Business Analysis Tools | The Secrets of making music with Business Analysis

Do you make music with your Business Analysis tools?

As you evolve as a Business Analyst, your palette of shades of grey increases too. When you start out as a Business Analyst you tend to look at the world as either black or white. You are trying to find the perfect business analysis methodology or process to follow to apply the different Business analysis tools and methods.

As a junior business analyst you will most likely be guided by business analysis books and frameworks when you choose which technique to apply in any given practical situation. You will also be seeking for the specific notation, and the semantics to use is important to you. Knowing what the correct level of detail or perspective to apply is still a conscious challenge when you apply the chosen Business Analysis tools. This is good and this is exactly how it should be. Every Business Analyst starts with the same challenge of seeing the world of Business Analysis in a black and white way initially and aims to apply business analysis tools accordingly.

“Consider the metaphor of an orchestra conductor. When an orchestra conductor stands in front of an orchestra for the very first time at the start of their careers, they follow a very strictly prescribed method of conducting that orchestra. The orchestra responds as they should according to the notes on their music sheets. As the conductor becomes more experienced and learn to become passionate about the music they are conducting the orchestra for, they become more fluent in the way they apply their technique of conducting. By the end of their careers they can conduct with such creative passion that the music flows beyond what is merely written on the music sheets because the response they are receiving from the orchestra members as a result is much more than just the notes on the sheets.”

This article is there to tell you as a junior business analyst that as you gain more Business Analysis experience working on projects and within organisations; you will learn how to apply the Business Analysis tools in an almost artistic and creative way. As you gain more experience you will start to see more shades of grey when choosing a business analysis tool to use and you will be able to judge the level of detail required much quicker and accurately. You learn to assess a particular project’s needs for Business Analysis activities in a more flexible and effective way. This is why being a Business Analyst remains a challenging career right from the start and if you are a great Business Analyst, it remains challenging right to the end of your Business Analysis career.

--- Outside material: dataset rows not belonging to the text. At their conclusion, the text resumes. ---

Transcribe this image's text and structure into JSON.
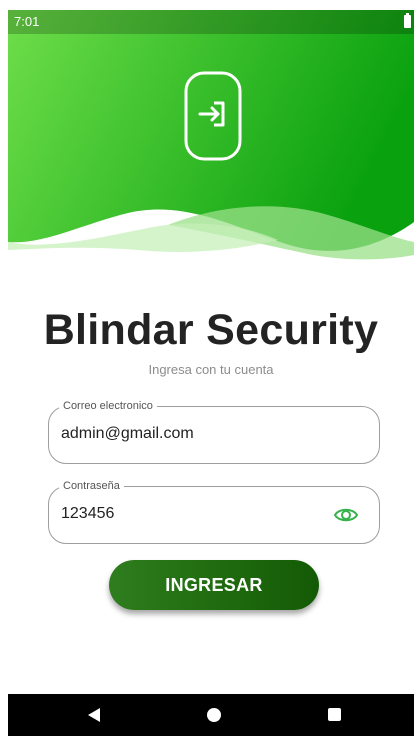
{
  "status_bar": {
    "time": "7:01"
  },
  "header": {
    "icon": "login-door-arrow-icon",
    "gradient_colors": [
      "#6ede4a",
      "#0aa10f"
    ]
  },
  "app_title": "Blindar Security",
  "subtitle": "Ingresa con tu cuenta",
  "form": {
    "email": {
      "label": "Correo electronico",
      "value": "admin@gmail.com"
    },
    "password": {
      "label": "Contraseña",
      "value": "123456",
      "toggle_icon": "eye-icon"
    },
    "submit_label": "INGRESAR"
  },
  "nav_bar": {
    "back_icon": "back-triangle-icon",
    "home_icon": "home-circle-icon",
    "recents_icon": "recents-square-icon"
  },
  "colors": {
    "accent": "#37b24d",
    "button": "#1f6a0e",
    "title": "#232323"
  }
}
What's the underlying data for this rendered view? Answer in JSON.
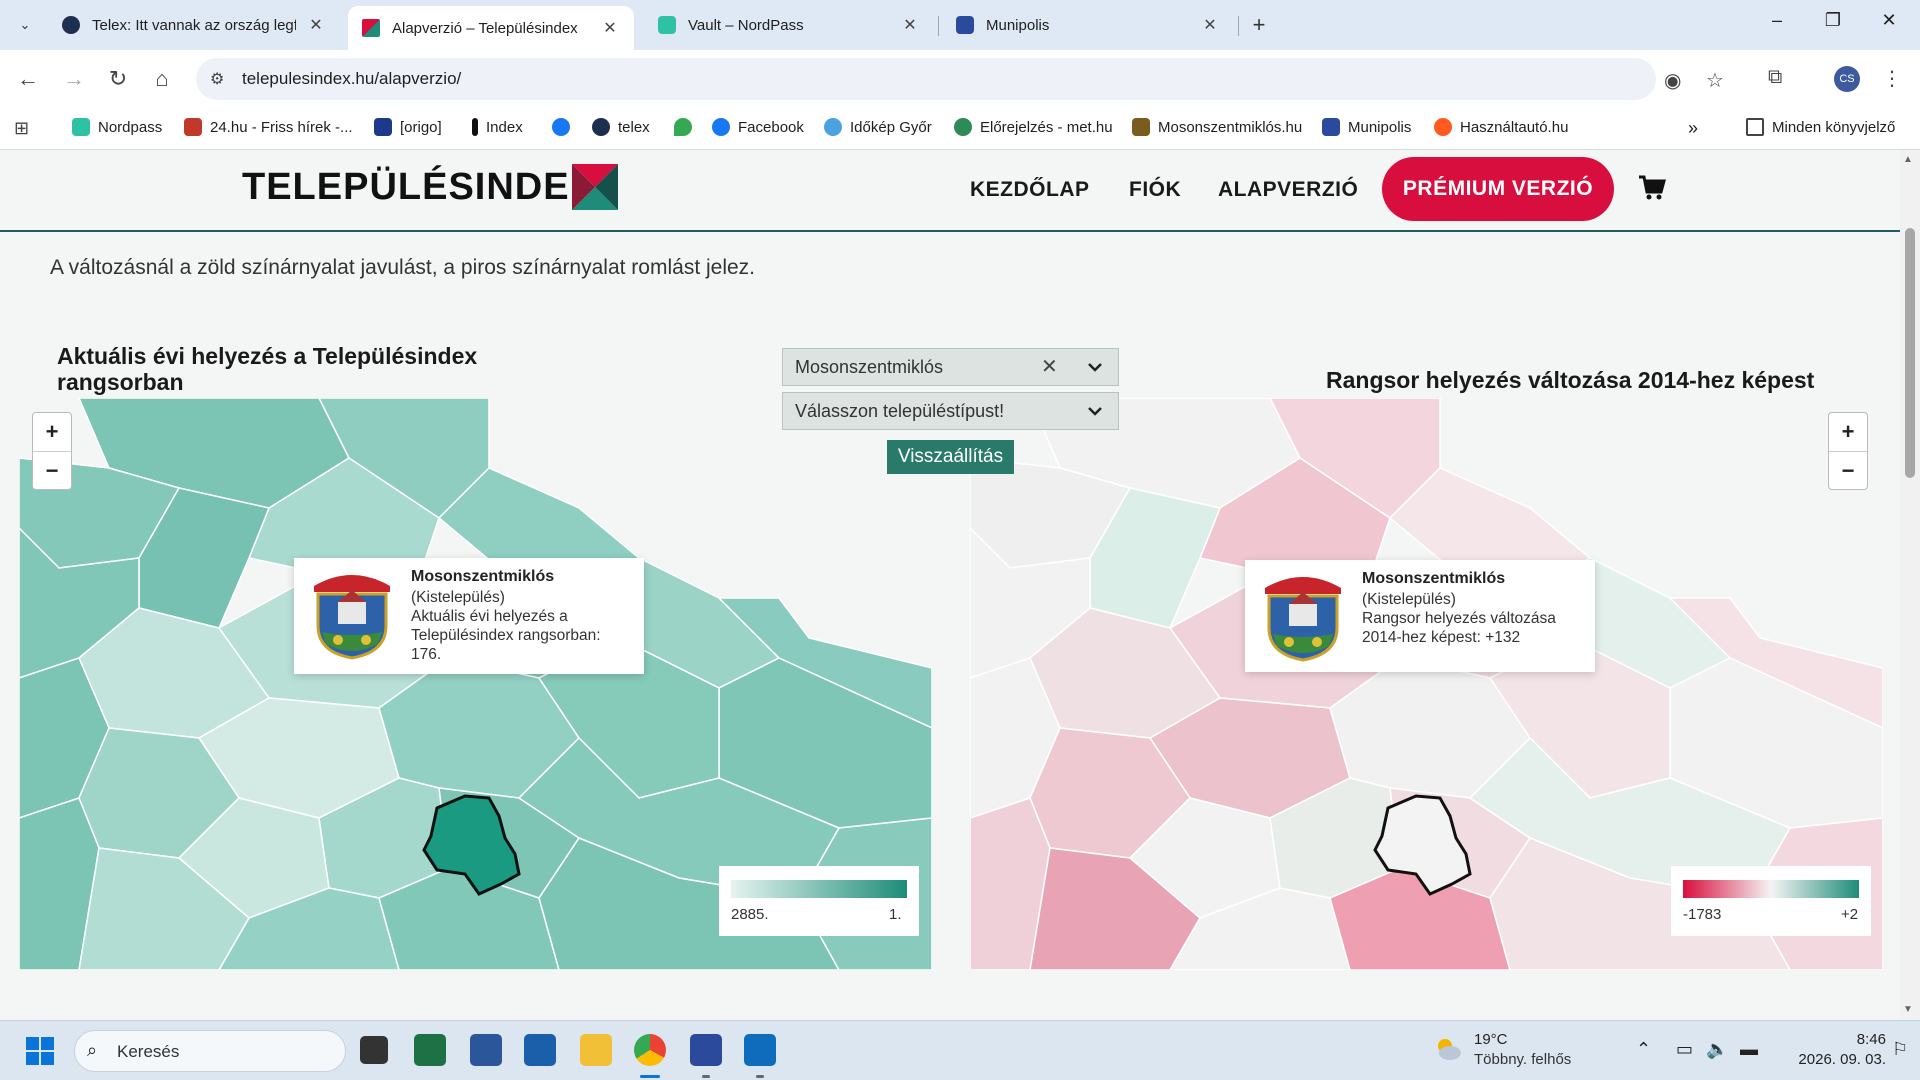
{
  "browser": {
    "tabs": [
      {
        "title": "Telex: Itt vannak az ország legfe",
        "icon": "telex-favicon",
        "color": "#1d2f4f"
      },
      {
        "title": "Alapverzió – Településindex",
        "icon": "telepulesindex-favicon",
        "color": "#d80f3e"
      },
      {
        "title": "Vault – NordPass",
        "icon": "nordpass-favicon",
        "color": "#2fc1a4"
      },
      {
        "title": "Munipolis",
        "icon": "munipolis-favicon",
        "color": "#2b4a9b"
      }
    ],
    "url": "telepulesindex.hu/alapverzio/",
    "profile_initials": "CS",
    "bookmarks": [
      {
        "label": "Nordpass",
        "color": "#2fc1a4"
      },
      {
        "label": "24.hu - Friss hírek -...",
        "color": "#c0392b"
      },
      {
        "label": "[origo]",
        "color": "#1d3a8a"
      },
      {
        "label": "Index",
        "color": "#111111"
      },
      {
        "label": "",
        "color": "#1877f2"
      },
      {
        "label": "telex",
        "color": "#1d2f4f"
      },
      {
        "label": "",
        "color": "#34a853"
      },
      {
        "label": "Facebook",
        "color": "#1877f2"
      },
      {
        "label": "Időkép Győr",
        "color": "#4aa3df"
      },
      {
        "label": "Előrejelzés - met.hu",
        "color": "#2e8b57"
      },
      {
        "label": "Mosonszentmiklós.hu",
        "color": "#7a5c1e"
      },
      {
        "label": "Munipolis",
        "color": "#2b4a9b"
      },
      {
        "label": "Használtautó.hu",
        "color": "#ff5a1f"
      }
    ],
    "all_bookmarks_label": "Minden könyvjelző"
  },
  "site": {
    "logo_text": "TELEPÜLÉSINDE",
    "nav": [
      "KEZDŐLAP",
      "FIÓK",
      "ALAPVERZIÓ"
    ],
    "premium_label": "PRÉMIUM VERZIÓ",
    "info_text": "A változásnál a zöld színárnyalat javulást, a piros színárnyalat romlást jelez.",
    "left_title": "Aktuális évi helyezés a Településindex rangsorban",
    "right_title": "Rangsor helyezés változása 2014-hez képest",
    "settlement_select": "Mosonszentmiklós",
    "type_select_placeholder": "Válasszon településtípust!",
    "reset_label": "Visszaállítás",
    "left_popup": {
      "name": "Mosonszentmiklós",
      "type": "(Kistelepülés)",
      "line1": "Aktuális évi helyezés a",
      "line2": "Településindex rangsorban:",
      "line3": "176."
    },
    "right_popup": {
      "name": "Mosonszentmiklós",
      "type": "(Kistelepülés)",
      "line1": "Rangsor helyezés változása",
      "line2": "2014-hez képest: +132"
    },
    "left_legend": {
      "min": "2885.",
      "max": "1."
    },
    "right_legend": {
      "min": "-1783",
      "max": "+2"
    },
    "colors": {
      "brand_red": "#d80f3e",
      "brand_teal": "#1e8c78",
      "map_green": "#7fc6b7",
      "map_pink": "#f2c9d2"
    }
  },
  "taskbar": {
    "search_placeholder": "Keresés",
    "weather_temp": "19°C",
    "weather_desc": "Többny. felhős",
    "time": "8:46",
    "date": "2026. 09. 03."
  }
}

Two secrets that will help you see more shades of grey in your Business Analysis career

SECRET # 1: There is more than one right answer in Business Analysis.

As a Business Analyst, especially when you are starting out, you are seeking to find the ‘right way’ to do your Business Analysis tasks and activities. You will find with more experience that you will probably never quite get the one definitive answer when it comes to how to apply Business Analysis methods, tools and techniques. Every organisation, project and individual Business Analyst has their way to apply the myriad of activities encapsulated as part of Business Analysis. The profession of Business Analysis is very clearly defined in an international standard guide called the Business Analysis Body of Knowledge (BABOK ® Guide). The key point about the BABOK ® Guide though is that it describes the profession of Business Analysis in terms of “what it is” and not in terms of “how to apply” it. There is however in most Business Analysis Techniques a “right way” to apply it but again it allows for you to choose the best time, situation and problem to apply it to. This is why an understanding that there are many different ways to apply Business Analysis tools and methods, depending on the situation, environment and problem, is a valuable insight to have. As you get more experienced as a Business Analyst you will find that this almost becomes a “hunch” you develop when faced with a particular task or business problem.

SECRET #2: Business Analysis tools are important, notation not so much.

This is probably the secret that really good business analysts know but don’t necessarily tell others quite this explicitly. Once you have mastered Secret Number 1 in this article, you will be in an experienced enough position to start applying this secret. So what is this secret? This secret is that getting the specific notation exactly right when you draw diagrams for documents (unless it is low level detailed functional specifications and the audience is software developers) it is not always needed and can in many cases even be a hindrance when you use every correct notational element in a diagram. There are two reasons why this secret, when applied correctly have a lot of value. Firstly, as a Business Analyst our main stakeholders are business stakeholders who do not have familiarity with the intricate notational details of some of the Business Analysis techniques and frankly do not care about them. It is advisable to not show your Business Stakeholders unnecessary notational elements on a diagram when you do believe that a particular type of diagram is the best way to demonstrate a concept or process. The second reason why this secret is a useful one to apply is because it then opens up your ability as a Business Analyst to apply your knowledge of business analysis tools in a variety of more creative ways to reach the end goal of communicating the requirement accurately and more effectively to your audience.

The only caveat I would give you as a Business Analyst here around this secret is that you must know the audience of your diagrams or business analysis documents before judging how technically correct the notation should or should not have to be. It is very important to make a sound judgement call about the stakeholders before you choose to apply Secret 2.

In conclusion

The profession of Business Analysis is extremely versatile, interesting and flexible while also being specialised and clearly defined. It should be your goal as a Business Analyst to become so well versed in the different Business Analysis tools that it is easy for you to interpret and respond to all the different shades of grey of Business Analysis and make the music flow.